---------- Material shown ----------

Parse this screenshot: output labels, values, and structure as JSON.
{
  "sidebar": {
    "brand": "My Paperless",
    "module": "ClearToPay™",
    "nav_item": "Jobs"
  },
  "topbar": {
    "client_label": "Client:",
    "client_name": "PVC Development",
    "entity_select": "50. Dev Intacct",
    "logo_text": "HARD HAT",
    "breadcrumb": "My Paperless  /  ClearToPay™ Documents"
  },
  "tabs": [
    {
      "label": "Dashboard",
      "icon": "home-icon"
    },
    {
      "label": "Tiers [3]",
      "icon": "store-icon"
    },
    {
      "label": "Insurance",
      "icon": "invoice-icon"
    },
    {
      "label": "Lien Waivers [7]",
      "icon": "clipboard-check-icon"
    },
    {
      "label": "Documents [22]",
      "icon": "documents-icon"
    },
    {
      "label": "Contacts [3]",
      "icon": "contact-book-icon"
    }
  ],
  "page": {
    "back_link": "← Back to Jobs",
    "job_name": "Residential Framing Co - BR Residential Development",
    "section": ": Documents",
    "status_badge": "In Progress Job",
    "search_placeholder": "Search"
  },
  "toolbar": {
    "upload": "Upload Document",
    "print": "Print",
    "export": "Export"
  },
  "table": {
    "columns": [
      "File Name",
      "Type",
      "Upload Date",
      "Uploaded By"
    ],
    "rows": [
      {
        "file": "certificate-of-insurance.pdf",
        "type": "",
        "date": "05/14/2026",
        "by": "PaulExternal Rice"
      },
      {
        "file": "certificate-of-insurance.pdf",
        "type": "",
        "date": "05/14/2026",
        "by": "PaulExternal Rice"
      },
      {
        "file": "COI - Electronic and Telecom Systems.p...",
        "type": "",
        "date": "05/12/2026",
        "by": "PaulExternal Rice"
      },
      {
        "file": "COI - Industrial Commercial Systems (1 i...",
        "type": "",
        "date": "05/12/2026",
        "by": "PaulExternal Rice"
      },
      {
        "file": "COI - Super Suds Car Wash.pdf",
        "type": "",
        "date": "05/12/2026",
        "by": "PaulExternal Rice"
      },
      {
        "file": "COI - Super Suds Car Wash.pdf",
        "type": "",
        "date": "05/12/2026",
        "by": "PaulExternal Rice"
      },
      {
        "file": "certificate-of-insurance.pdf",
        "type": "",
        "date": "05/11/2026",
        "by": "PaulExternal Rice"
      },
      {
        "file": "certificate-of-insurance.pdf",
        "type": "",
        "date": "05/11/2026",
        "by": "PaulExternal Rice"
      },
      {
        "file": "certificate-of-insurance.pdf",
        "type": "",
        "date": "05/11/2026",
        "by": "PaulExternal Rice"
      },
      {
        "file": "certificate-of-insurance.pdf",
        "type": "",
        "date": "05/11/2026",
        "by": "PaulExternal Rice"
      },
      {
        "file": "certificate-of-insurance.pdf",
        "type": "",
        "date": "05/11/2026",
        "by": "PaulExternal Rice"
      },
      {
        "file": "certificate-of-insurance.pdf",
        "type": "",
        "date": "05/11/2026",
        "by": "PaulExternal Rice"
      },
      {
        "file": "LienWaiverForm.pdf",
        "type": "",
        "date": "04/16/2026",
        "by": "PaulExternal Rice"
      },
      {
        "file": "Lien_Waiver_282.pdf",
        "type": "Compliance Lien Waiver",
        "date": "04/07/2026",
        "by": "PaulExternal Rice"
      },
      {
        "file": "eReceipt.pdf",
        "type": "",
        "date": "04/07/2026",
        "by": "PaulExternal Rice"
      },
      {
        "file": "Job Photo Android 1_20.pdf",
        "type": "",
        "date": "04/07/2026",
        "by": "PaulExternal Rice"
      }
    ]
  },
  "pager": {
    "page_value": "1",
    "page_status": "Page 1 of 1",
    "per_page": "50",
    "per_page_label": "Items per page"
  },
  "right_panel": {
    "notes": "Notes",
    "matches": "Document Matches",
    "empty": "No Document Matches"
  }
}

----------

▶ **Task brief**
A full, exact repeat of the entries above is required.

▶ **Expected output**
Parse this screenshot: output labels, values, and structure as JSON.
{
  "sidebar": {
    "brand": "My Paperless",
    "module": "ClearToPay™",
    "nav_item": "Jobs"
  },
  "topbar": {
    "client_label": "Client:",
    "client_name": "PVC Development",
    "entity_select": "50. Dev Intacct",
    "logo_text": "HARD HAT",
    "breadcrumb": "My Paperless  /  ClearToPay™ Documents"
  },
  "tabs": [
    {
      "label": "Dashboard",
      "icon": "home-icon"
    },
    {
      "label": "Tiers [3]",
      "icon": "store-icon"
    },
    {
      "label": "Insurance",
      "icon": "invoice-icon"
    },
    {
      "label": "Lien Waivers [7]",
      "icon": "clipboard-check-icon"
    },
    {
      "label": "Documents [22]",
      "icon": "documents-icon"
    },
    {
      "label": "Contacts [3]",
      "icon": "contact-book-icon"
    }
  ],
  "page": {
    "back_link": "← Back to Jobs",
    "job_name": "Residential Framing Co - BR Residential Development",
    "section": ": Documents",
    "status_badge": "In Progress Job",
    "search_placeholder": "Search"
  },
  "toolbar": {
    "upload": "Upload Document",
    "print": "Print",
    "export": "Export"
  },
  "table": {
    "columns": [
      "File Name",
      "Type",
      "Upload Date",
      "Uploaded By"
    ],
    "rows": [
      {
        "file": "certificate-of-insurance.pdf",
        "type": "",
        "date": "05/14/2026",
        "by": "PaulExternal Rice"
      },
      {
        "file": "certificate-of-insurance.pdf",
        "type": "",
        "date": "05/14/2026",
        "by": "PaulExternal Rice"
      },
      {
        "file": "COI - Electronic and Telecom Systems.p...",
        "type": "",
        "date": "05/12/2026",
        "by": "PaulExternal Rice"
      },
      {
        "file": "COI - Industrial Commercial Systems (1 i...",
        "type": "",
        "date": "05/12/2026",
        "by": "PaulExternal Rice"
      },
      {
        "file": "COI - Super Suds Car Wash.pdf",
        "type": "",
        "date": "05/12/2026",
        "by": "PaulExternal Rice"
      },
      {
        "file": "COI - Super Suds Car Wash.pdf",
        "type": "",
        "date": "05/12/2026",
        "by": "PaulExternal Rice"
      },
      {
        "file": "certificate-of-insurance.pdf",
        "type": "",
        "date": "05/11/2026",
        "by": "PaulExternal Rice"
      },
      {
        "file": "certificate-of-insurance.pdf",
        "type": "",
        "date": "05/11/2026",
        "by": "PaulExternal Rice"
      },
      {
        "file": "certificate-of-insurance.pdf",
        "type": "",
        "date": "05/11/2026",
        "by": "PaulExternal Rice"
      },
      {
        "file": "certificate-of-insurance.pdf",
        "type": "",
        "date": "05/11/2026",
        "by": "PaulExternal Rice"
      },
      {
        "file": "certificate-of-insurance.pdf",
        "type": "",
        "date": "05/11/2026",
        "by": "PaulExternal Rice"
      },
      {
        "file": "certificate-of-insurance.pdf",
        "type": "",
        "date": "05/11/2026",
        "by": "PaulExternal Rice"
      },
      {
        "file": "LienWaiverForm.pdf",
        "type": "",
        "date": "04/16/2026",
        "by": "PaulExternal Rice"
      },
      {
        "file": "Lien_Waiver_282.pdf",
        "type": "Compliance Lien Waiver",
        "date": "04/07/2026",
        "by": "PaulExternal Rice"
      },
      {
        "file": "eReceipt.pdf",
        "type": "",
        "date": "04/07/2026",
        "by": "PaulExternal Rice"
      },
      {
        "file": "Job Photo Android 1_20.pdf",
        "type": "",
        "date": "04/07/2026",
        "by": "PaulExternal Rice"
      }
    ]
  },
  "pager": {
    "page_value": "1",
    "page_status": "Page 1 of 1",
    "per_page": "50",
    "per_page_label": "Items per page"
  },
  "right_panel": {
    "notes": "Notes",
    "matches": "Document Matches",
    "empty": "No Document Matches"
  }
}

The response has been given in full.